**** DATASET CONTENT
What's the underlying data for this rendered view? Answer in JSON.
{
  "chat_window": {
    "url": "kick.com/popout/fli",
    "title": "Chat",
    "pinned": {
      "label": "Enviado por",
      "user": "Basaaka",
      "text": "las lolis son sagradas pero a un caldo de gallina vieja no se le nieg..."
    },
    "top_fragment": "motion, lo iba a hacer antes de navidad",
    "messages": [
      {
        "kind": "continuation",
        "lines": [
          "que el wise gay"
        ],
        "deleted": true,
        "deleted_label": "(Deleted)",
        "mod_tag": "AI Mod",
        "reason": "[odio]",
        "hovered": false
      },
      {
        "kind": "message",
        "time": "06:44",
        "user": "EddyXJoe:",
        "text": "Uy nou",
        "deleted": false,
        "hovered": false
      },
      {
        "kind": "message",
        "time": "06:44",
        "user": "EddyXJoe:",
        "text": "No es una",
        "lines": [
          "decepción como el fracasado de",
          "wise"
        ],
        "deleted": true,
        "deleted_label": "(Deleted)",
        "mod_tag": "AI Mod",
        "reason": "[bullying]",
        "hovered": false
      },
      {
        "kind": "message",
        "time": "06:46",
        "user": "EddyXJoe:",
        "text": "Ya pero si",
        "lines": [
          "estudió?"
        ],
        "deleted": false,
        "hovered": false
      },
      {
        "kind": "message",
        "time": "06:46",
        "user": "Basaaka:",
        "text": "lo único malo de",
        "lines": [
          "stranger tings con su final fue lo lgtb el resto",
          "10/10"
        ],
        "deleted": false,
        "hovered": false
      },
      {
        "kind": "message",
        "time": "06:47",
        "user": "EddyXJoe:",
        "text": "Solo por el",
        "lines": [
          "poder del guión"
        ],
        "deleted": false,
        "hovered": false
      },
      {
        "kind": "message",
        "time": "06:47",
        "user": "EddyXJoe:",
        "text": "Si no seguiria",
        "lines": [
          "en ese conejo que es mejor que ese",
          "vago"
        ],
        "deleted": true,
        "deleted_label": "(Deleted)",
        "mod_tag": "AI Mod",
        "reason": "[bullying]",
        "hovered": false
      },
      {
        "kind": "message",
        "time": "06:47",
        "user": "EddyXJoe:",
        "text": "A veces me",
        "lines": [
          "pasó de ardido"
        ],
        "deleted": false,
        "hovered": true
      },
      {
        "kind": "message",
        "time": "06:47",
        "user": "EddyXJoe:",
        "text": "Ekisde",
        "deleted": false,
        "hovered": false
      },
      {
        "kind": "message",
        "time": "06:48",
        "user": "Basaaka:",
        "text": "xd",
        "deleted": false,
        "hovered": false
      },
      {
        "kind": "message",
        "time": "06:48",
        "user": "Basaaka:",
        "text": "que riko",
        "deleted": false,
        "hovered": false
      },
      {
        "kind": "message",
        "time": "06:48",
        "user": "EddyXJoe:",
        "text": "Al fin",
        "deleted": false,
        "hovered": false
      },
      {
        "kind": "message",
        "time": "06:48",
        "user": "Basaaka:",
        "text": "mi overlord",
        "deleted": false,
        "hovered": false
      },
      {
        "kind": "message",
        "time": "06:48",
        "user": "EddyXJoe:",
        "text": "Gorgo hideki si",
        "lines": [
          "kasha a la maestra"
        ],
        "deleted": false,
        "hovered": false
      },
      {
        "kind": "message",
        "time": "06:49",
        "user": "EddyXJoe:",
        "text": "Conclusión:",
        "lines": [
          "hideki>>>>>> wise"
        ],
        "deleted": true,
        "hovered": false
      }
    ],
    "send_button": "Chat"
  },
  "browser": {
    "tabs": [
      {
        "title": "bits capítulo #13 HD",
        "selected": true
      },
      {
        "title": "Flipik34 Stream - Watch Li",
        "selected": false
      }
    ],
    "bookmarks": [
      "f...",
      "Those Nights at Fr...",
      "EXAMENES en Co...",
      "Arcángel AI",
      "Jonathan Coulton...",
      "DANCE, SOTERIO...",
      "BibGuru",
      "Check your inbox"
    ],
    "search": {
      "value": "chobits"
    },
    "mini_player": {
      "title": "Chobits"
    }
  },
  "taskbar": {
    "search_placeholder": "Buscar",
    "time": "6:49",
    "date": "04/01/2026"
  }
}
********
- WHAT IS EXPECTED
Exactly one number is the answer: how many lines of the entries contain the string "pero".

- SOLUTION TO THIS TASK
2